Syllabus

1. Stress analysis in two dimensions: tractions, internal state of stress, stress rotation, principal stresses; Mohr's circle. Strain analysis in two dimensions: Mohr circle; strain gauges and Rosette theory. Stress and strain in three dimensions.
2. Behaviour of materials; deformation under stress, full stress-strain relationship in rock; elasticity theory and elastic constants; anisotropy; non-elastic behaviour.
3. Brittle fracture; laboratory tests; acoustic emissions; ISRM standards; fracture criteria, Coulomb-Navier, Mohr, Griffiths, tensile strain.
4. The state of stress in a rockmass; stress fields around underground openings; Kirsch equations for circular openings; lining pressures, rock anisotropy, in situ stress measurement; support and pillars;
5. Practical numerical modelling. Hands-on experience with using three continuum codes (commercial codes RS2 and FLAC, and research code WAVE) to investigate simple rock mechanics problems.

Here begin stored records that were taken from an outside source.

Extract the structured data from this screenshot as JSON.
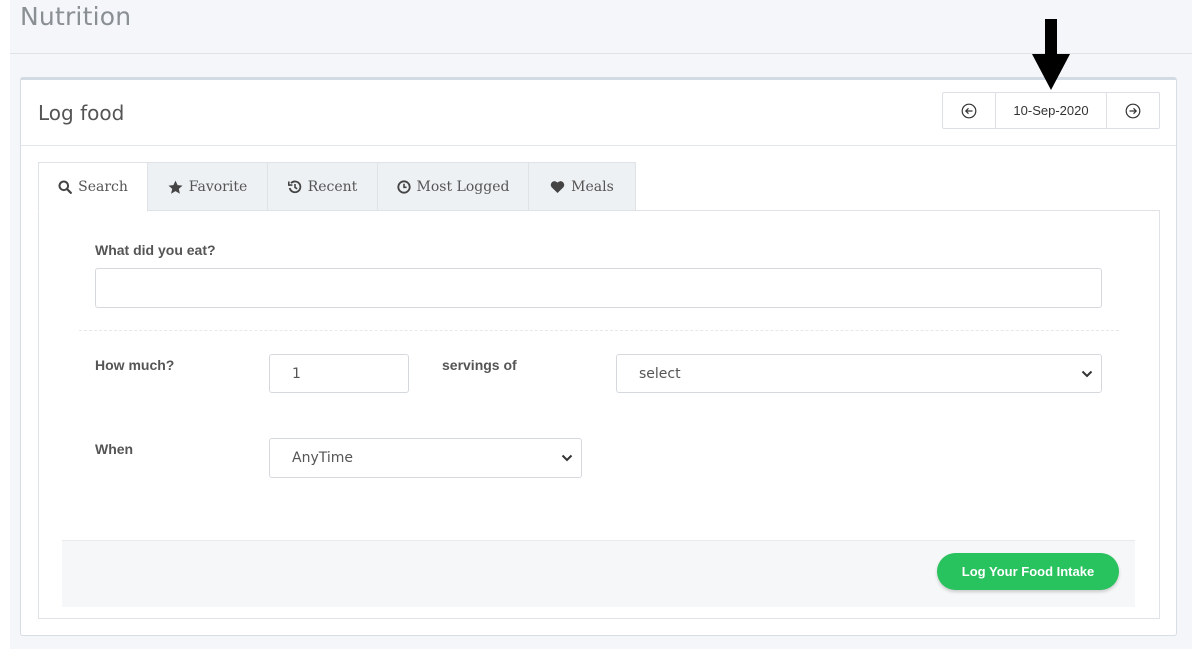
{
  "page": {
    "title": "Nutrition"
  },
  "card": {
    "title": "Log food",
    "date_nav": {
      "date": "10-Sep-2020",
      "prev_icon": "arrow-left-circle-icon",
      "next_icon": "arrow-right-circle-icon"
    }
  },
  "tabs": [
    {
      "label": "Search",
      "icon": "search-icon",
      "active": true
    },
    {
      "label": "Favorite",
      "icon": "star-icon",
      "active": false
    },
    {
      "label": "Recent",
      "icon": "history-icon",
      "active": false
    },
    {
      "label": "Most Logged",
      "icon": "clock-icon",
      "active": false
    },
    {
      "label": "Meals",
      "icon": "heart-icon",
      "active": false
    }
  ],
  "form": {
    "food_label": "What did you eat?",
    "food_value": "",
    "how_much_label": "How much?",
    "quantity_value": "1",
    "servings_label": "servings of",
    "serving_select_value": "select",
    "when_label": "When",
    "when_select_value": "AnyTime"
  },
  "actions": {
    "log_button": "Log Your Food Intake"
  },
  "colors": {
    "accent_green": "#28c25e",
    "page_bg": "#f4f6f9"
  }
}
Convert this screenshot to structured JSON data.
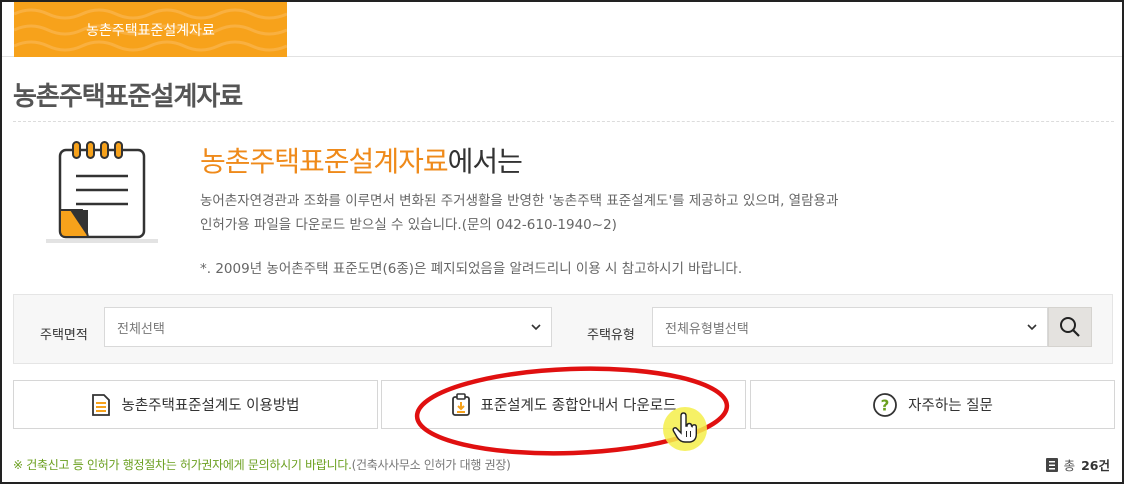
{
  "tab": {
    "label": "농촌주택표준설계자료"
  },
  "page": {
    "title": "농촌주택표준설계자료"
  },
  "intro": {
    "title_accent": "농촌주택표준설계자료",
    "title_rest": "에서는",
    "desc_line1": "농어촌자연경관과 조화를 이루면서 변화된 주거생활을 반영한 '농촌주택 표준설계도'를 제공하고 있으며, 열람용과",
    "desc_line2": "인허가용 파일을 다운로드 받으실 수 있습니다.(문의 042-610-1940~2)",
    "note": "*. 2009년 농어촌주택 표준도면(6종)은 폐지되었음을 알려드리니 이용 시 참고하시기 바랍니다."
  },
  "filters": {
    "area_label": "주택면적",
    "area_value": "전체선택",
    "type_label": "주택유형",
    "type_value": "전체유형별선택"
  },
  "actions": {
    "usage": "농촌주택표준설계도 이용방법",
    "download": "표준설계도 종합안내서 다운로드",
    "faq": "자주하는 질문"
  },
  "footer": {
    "notice": "※ 건축신고 등 인허가 행정절차는 허가권자에게 문의하시기 바랍니다.",
    "notice_sub": "(건축사사무소 인허가 대행 권장)",
    "total_prefix": "총",
    "total_count": "26건"
  },
  "colors": {
    "accent": "#f7a21b",
    "accent_text": "#ef8a1a",
    "highlight": "#e01010",
    "notice": "#6a9f1e"
  }
}
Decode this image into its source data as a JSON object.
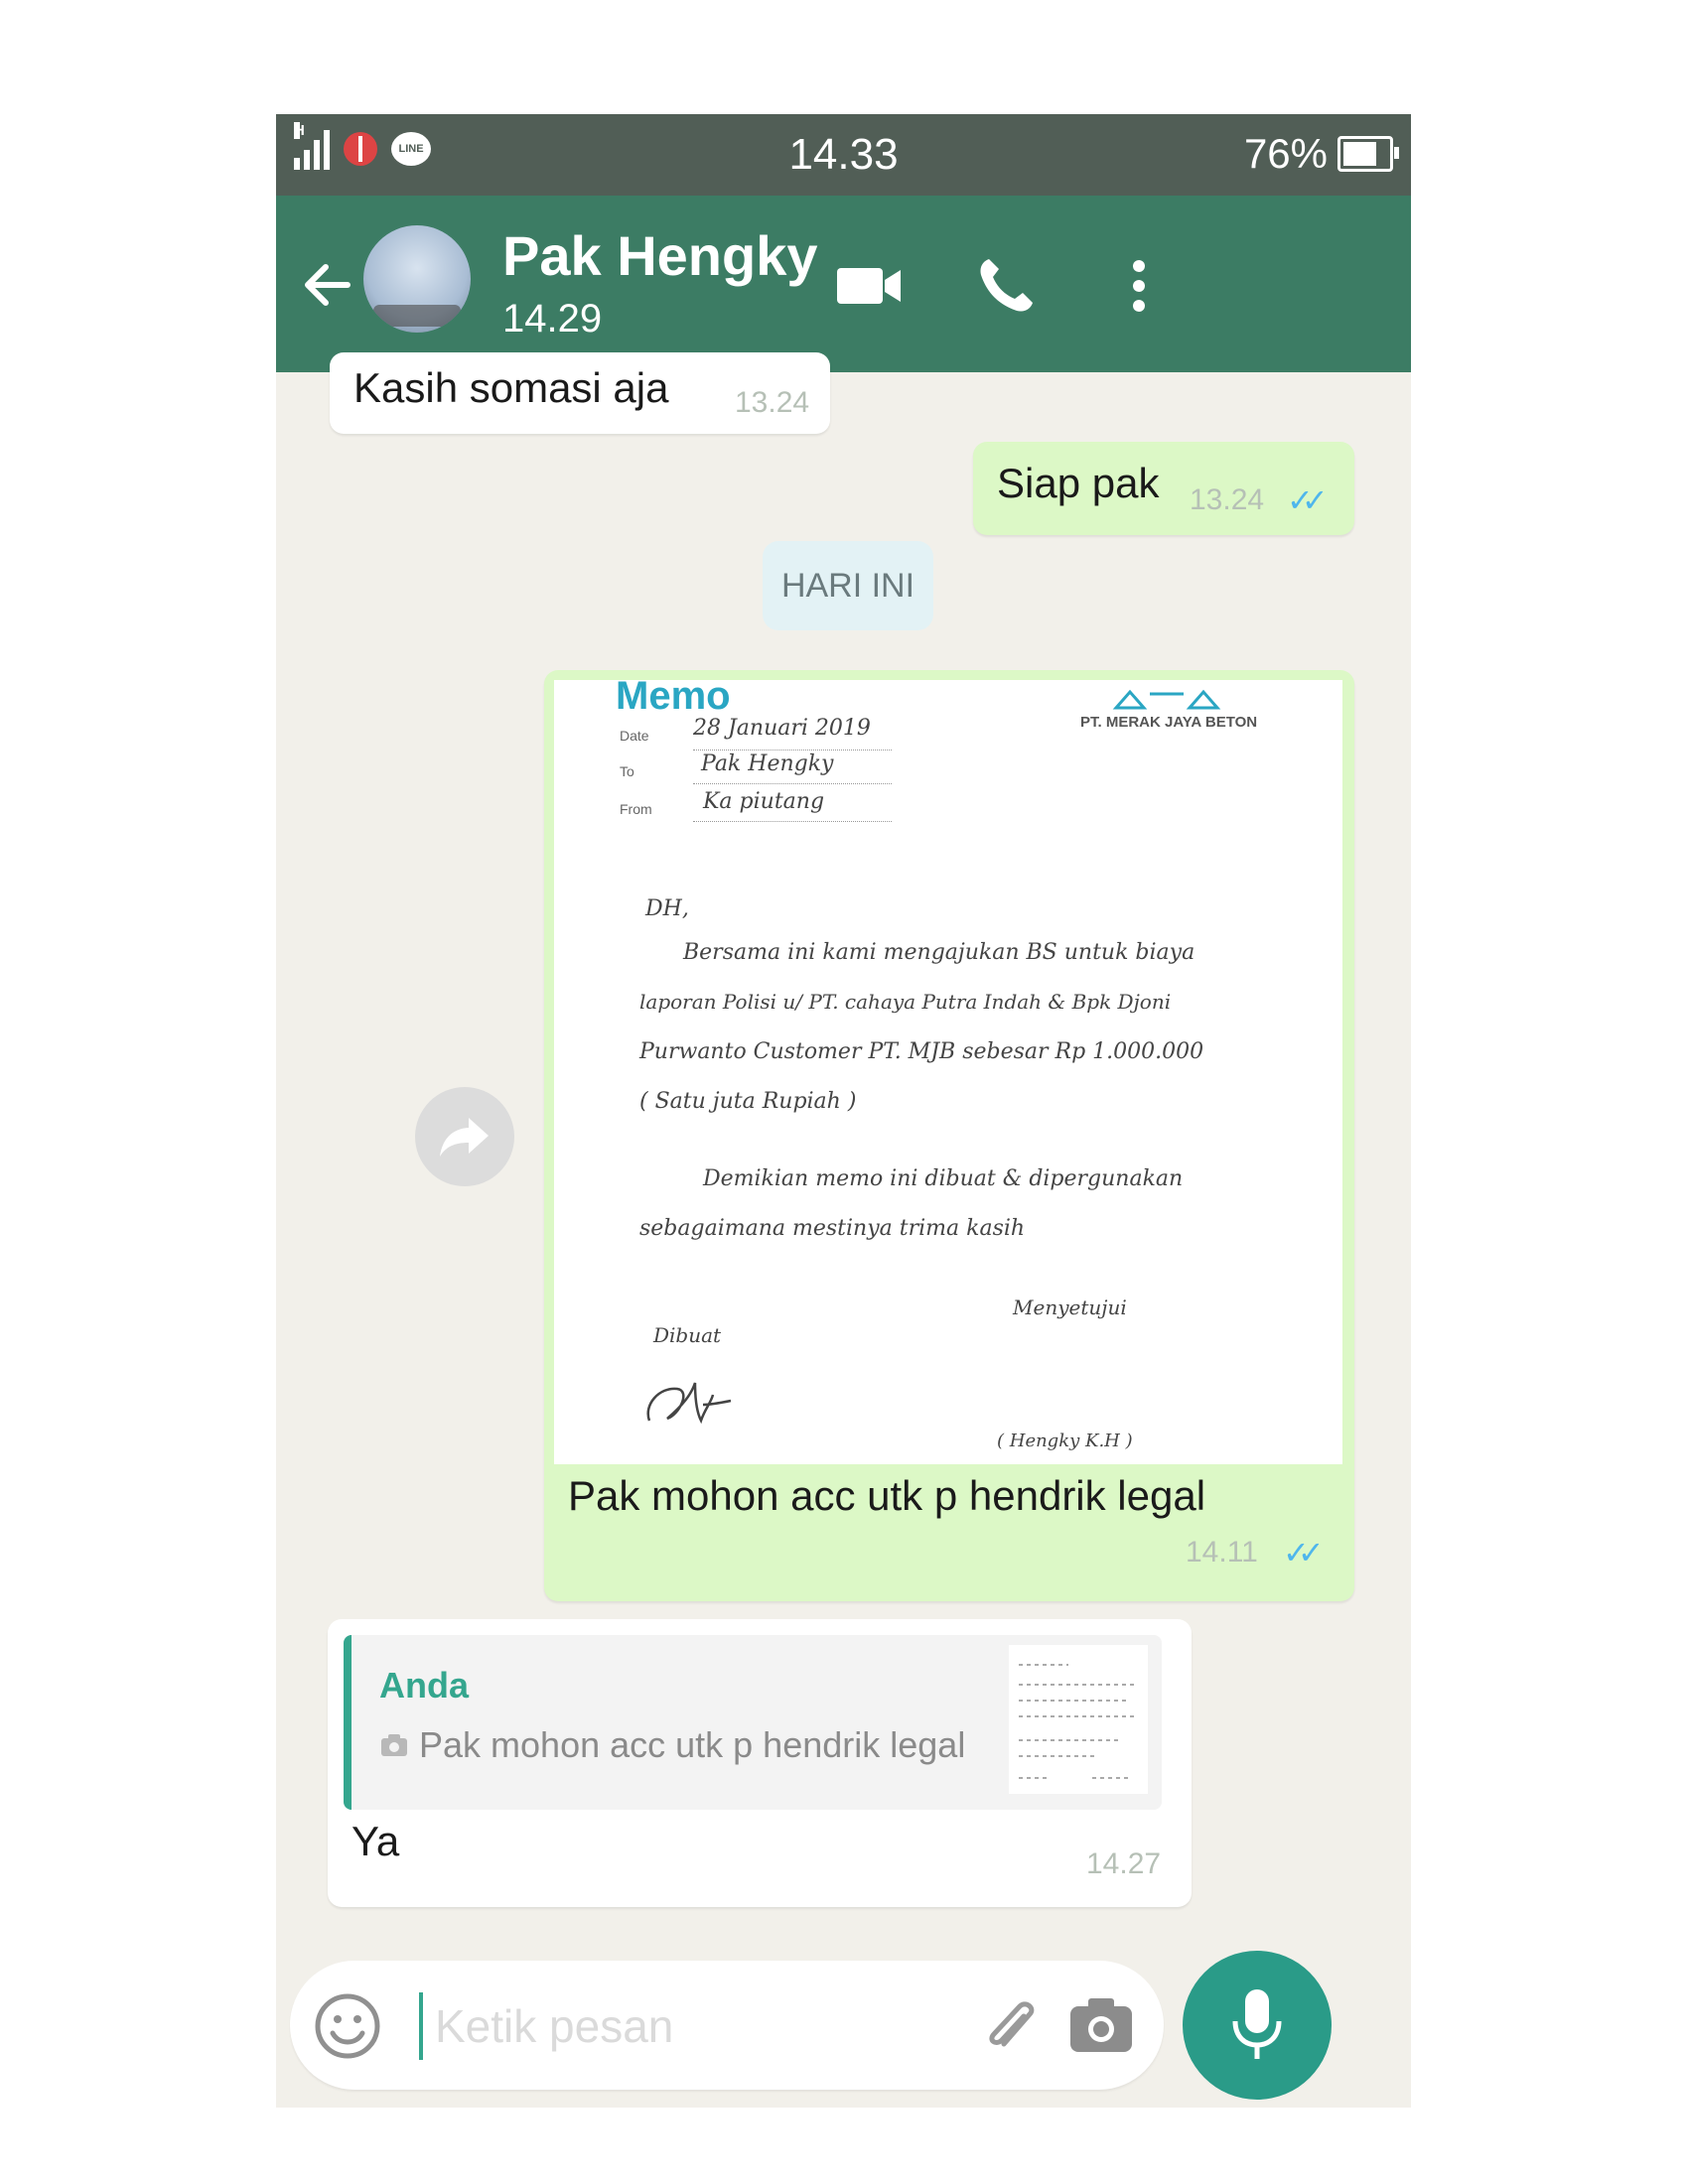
{
  "status_bar": {
    "network": "H",
    "app_icon": "LINE",
    "time": "14.33",
    "battery": "76%",
    "battery_level": 0.76
  },
  "header": {
    "contact_name": "Pak Hengky",
    "subtitle": "14.29",
    "icons": [
      "back-arrow-icon",
      "video-call-icon",
      "phone-icon",
      "more-options-icon"
    ]
  },
  "messages": [
    {
      "direction": "in",
      "text": "Kasih somasi aja",
      "time": "13.24"
    },
    {
      "direction": "out",
      "text": "Siap pak",
      "time": "13.24",
      "status": "read"
    }
  ],
  "day_separator": "HARI INI",
  "image_message": {
    "caption": "Pak mohon acc utk p hendrik legal",
    "time": "14.11",
    "status": "read",
    "memo": {
      "title": "Memo",
      "company": "PT. MERAK JAYA BETON",
      "labels": {
        "date": "Date",
        "to": "To",
        "from": "From"
      },
      "date_value": "28 Januari 2019",
      "to_value": "Pak Hengky",
      "from_value": "Ka piutang",
      "greeting": "DH,",
      "body_lines": [
        "Bersama ini kami mengajukan BS untuk biaya",
        "laporan Polisi u/ PT. cahaya Putra Indah & Bpk Djoni",
        "Purwanto Customer PT. MJB sebesar Rp 1.000.000",
        "( Satu juta Rupiah )"
      ],
      "closing_lines": [
        "Demikian memo ini dibuat & dipergunakan",
        "sebagaimana mestinya trima kasih"
      ],
      "made_by_label": "Dibuat",
      "approved_label": "Menyetujui",
      "approver_name": "( Hengky K.H )"
    }
  },
  "reply_message": {
    "quote_author": "Anda",
    "quote_text": "Pak mohon acc utk p hendrik legal",
    "text": "Ya",
    "time": "14.27"
  },
  "input_bar": {
    "placeholder": "Ketik pesan"
  },
  "colors": {
    "header": "#3c7c64",
    "status_bar": "#515e56",
    "outgoing_bubble": "#dcf8c6",
    "incoming_bubble": "#ffffff",
    "accent": "#34a68e",
    "read_ticks": "#4fb6ec"
  }
}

Influence of Boundary conditions; resolution; stress state around underground openings; modelling failure; localisation; path dependence.

Teaching methods

 Delivery type Number Length hours Student hours Lecture 11 2.00 22.00 Practical 4 2.00 8.00 Tutorial 6 2.00 12.00 Private study hours 108.00 Total Contact hours 42.00 Total hours (100hr per 10 credits) 150.00

Private study

Directed reading for lectures; self-study completing problem-solving tutorials; self-study completing modelling practicals.

Opportunities for Formative Feedback

Problem solving tutorials; practicals; in-class discussions.

Methods of assessment

Coursework
 Assessment type Notes % of formal assessment Practical Assessed in-class modelling practical 10.00 Tutorial Performance Assessed in-class tutorial 10.00 Total percentage (Assessment Coursework) 20.00

The resit for this module will be by examination only.

Exams
 Exam type Exam duration % of formal assessment Standard exam (closed essays, MCQs etc) 2 hr 00 mins 80.00 Total percentage (Assessment Exams) 80.00

Normally resits will be assessed by the same methodology as the first attempt, unless otherwise stated